At the end of the tour, you will get the chance to hold a sea horse in your hands! You will be amazed as the biologist helps one of these fragile and sensitive creatures wrap its tail around your fingers. Look into the eyes of a sea horse and see why so many people love these small and unique fish.
Finally, you will go to a mini aquarium to see the 34 species of sea horses and sea dragons that they keep on site as part of the Seahorses of Hawaii Foundation’s conservation program. This program develops captive breeding programs to help improve populations of sea horses around the world. Proceeds from the tours, gift shop, and sales of sea horses for aquariums help to support this conservation work.
If you love aquariums, marine life, and want a unique experience, stop by the Seahorse Farm for a tour. The seahorse farm tour is a great activity to for kids and families to learn about seahorses and conservation first-hand!
The farm is near the Kona Keahole Airport, down the road with the sign for the Natural Energy Labs. Calling ahead of time or reserving your spot online is recommended, especially during busy tourism seasons.
For more information about the seahorse farm and to reserve your spot on a tour, check out the website for Ocean Rider Seahorse Farm Tours.
Three teams close together in the Queen Lili’uokalani Long Distance Outrigger Canoe RaceEach year on the Labor Day weekend, the Big Island’s Kai ‘Opua Canoe Club hosts the world’s largest long-distance outrigger canoe race. Over the 4-day event, more than 2000 paddlers compete in outrigger canoe and stand-up paddleboard races.
We were thrilled that an outrigger canoe team from Japan stayed in one of our vacation homes while they were in town for the competition! They competed in the long-distance race and in a stand-up paddleboard race.

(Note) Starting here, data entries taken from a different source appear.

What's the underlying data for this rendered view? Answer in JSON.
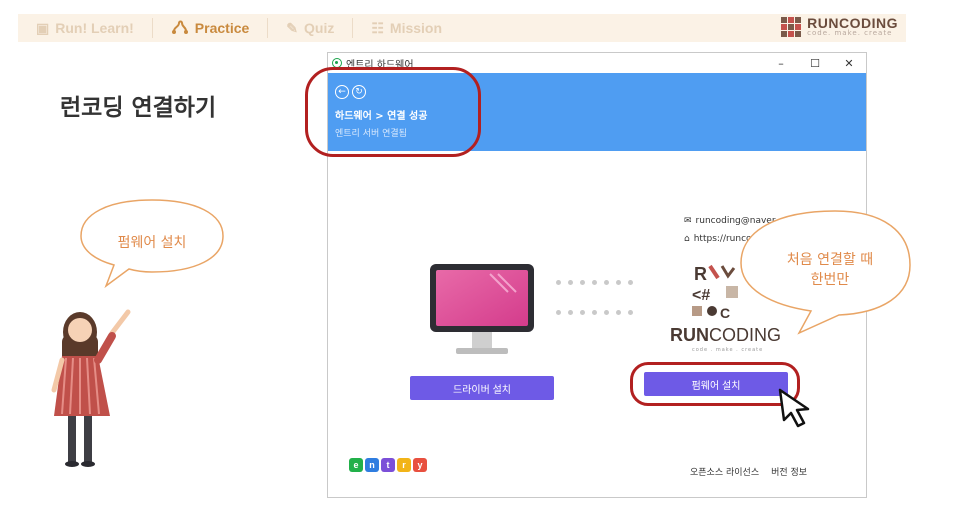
{
  "nav": {
    "items": [
      {
        "label": "Run! Learn!",
        "icon": "book-icon"
      },
      {
        "label": "Practice",
        "icon": "puzzle-icon",
        "active": true
      },
      {
        "label": "Quiz",
        "icon": "edit-icon"
      },
      {
        "label": "Mission",
        "icon": "flag-icon"
      }
    ],
    "brand_name": "RUNCODING",
    "brand_tagline": "code. make. create"
  },
  "page_title": "런코딩 연결하기",
  "bubble_left_text": "펌웨어 설치",
  "bubble_right_text_1": "처음 연결할 때",
  "bubble_right_text_2": "한번만",
  "window": {
    "title": "엔트리 하드웨어",
    "controls": [
      "–",
      "☐",
      "✕"
    ],
    "breadcrumb": "하드웨어 > 연결 성공",
    "status": "엔트리 서버 연결됨",
    "email": "runcoding@naver",
    "url": "https://runco",
    "driver_button": "드라이버 설치",
    "firmware_button": "펌웨어 설치",
    "runcoding_label_bold": "RUN",
    "runcoding_label_rest": "CODING",
    "runcoding_tagline": "code . make . create",
    "entry_letters": [
      "e",
      "n",
      "t",
      "r",
      "y"
    ],
    "footer_license": "오픈소스 라이선스",
    "footer_version": "버전 정보"
  },
  "colors": {
    "header_blue": "#4f9df2",
    "button_purple": "#6e5ae6",
    "annotation_red": "#b22020",
    "bubble_orange": "#e08a4a"
  }
}
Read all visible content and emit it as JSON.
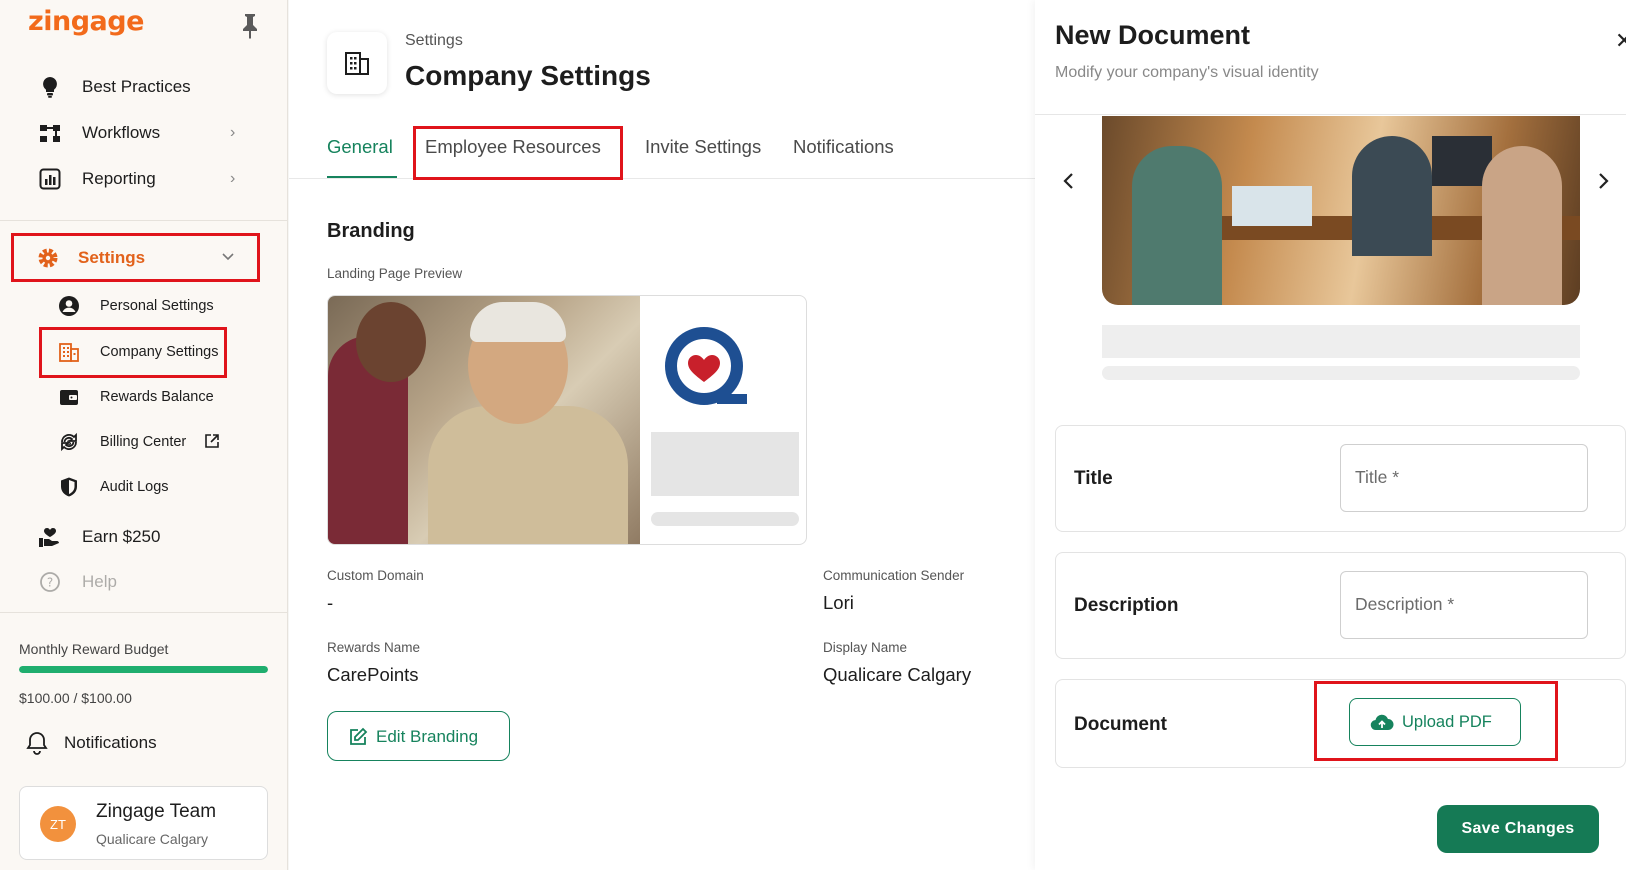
{
  "app": {
    "logo": "zingage"
  },
  "sidebar": {
    "nav": [
      {
        "label": "Best Practices",
        "icon": "lightbulb-icon"
      },
      {
        "label": "Workflows",
        "icon": "workflow-icon"
      },
      {
        "label": "Reporting",
        "icon": "report-icon"
      },
      {
        "label": "Settings",
        "icon": "gear-icon"
      }
    ],
    "settings_sub": [
      {
        "label": "Personal Settings",
        "icon": "user-icon"
      },
      {
        "label": "Company Settings",
        "icon": "building-icon"
      },
      {
        "label": "Rewards Balance",
        "icon": "wallet-icon"
      },
      {
        "label": "Billing Center",
        "icon": "billing-icon"
      },
      {
        "label": "Audit Logs",
        "icon": "shield-icon"
      }
    ],
    "earn": "Earn $250",
    "help": "Help",
    "budget": {
      "title": "Monthly Reward Budget",
      "value": "$100.00 / $100.00",
      "fraction": 1.0
    },
    "notifications": "Notifications",
    "user": {
      "initials": "ZT",
      "name": "Zingage Team",
      "org": "Qualicare Calgary"
    }
  },
  "main": {
    "breadcrumb": "Settings",
    "title": "Company Settings",
    "tabs": [
      "General",
      "Employee Resources",
      "Invite Settings",
      "Notifications"
    ],
    "active_tab": "General",
    "section": "Branding",
    "preview_label": "Landing Page Preview",
    "fields": {
      "custom_domain": {
        "label": "Custom Domain",
        "value": "-"
      },
      "communication_sender": {
        "label": "Communication Sender",
        "value": "Lori"
      },
      "rewards_name": {
        "label": "Rewards Name",
        "value": "CarePoints"
      },
      "display_name": {
        "label": "Display Name",
        "value": "Qualicare Calgary"
      }
    },
    "edit_button": "Edit Branding"
  },
  "drawer": {
    "title": "New Document",
    "subtitle": "Modify your company's visual identity",
    "title_row": {
      "label": "Title",
      "placeholder": "Title *"
    },
    "description_row": {
      "label": "Description",
      "placeholder": "Description *"
    },
    "document_row": {
      "label": "Document",
      "button": "Upload PDF"
    },
    "save": "Save Changes"
  },
  "colors": {
    "brand": "#f26a1b",
    "primary": "#16835d",
    "highlight": "#e0141b"
  }
}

In the highlight – The Queen’s race – single-hull outrigger canoe teams compete on a course over 18 miles between Honaunau Bay and Kailua Bay right in the heart of downtown Kona. This year, over 200 teams competed in Saturday’s long-distance races!
We went down to Kona to try to get a glimpse of our guests’ team and cheer them on. We captured these photos at Keauhou Bay to watch the kane (mens’) race round the point as they headed into Kona. It was inspiring to watch so many outrigger canoe teams cut through the water on this long distance race.
For information on this and other events happening on the Big Island this month, check out our list of annual festivals and events.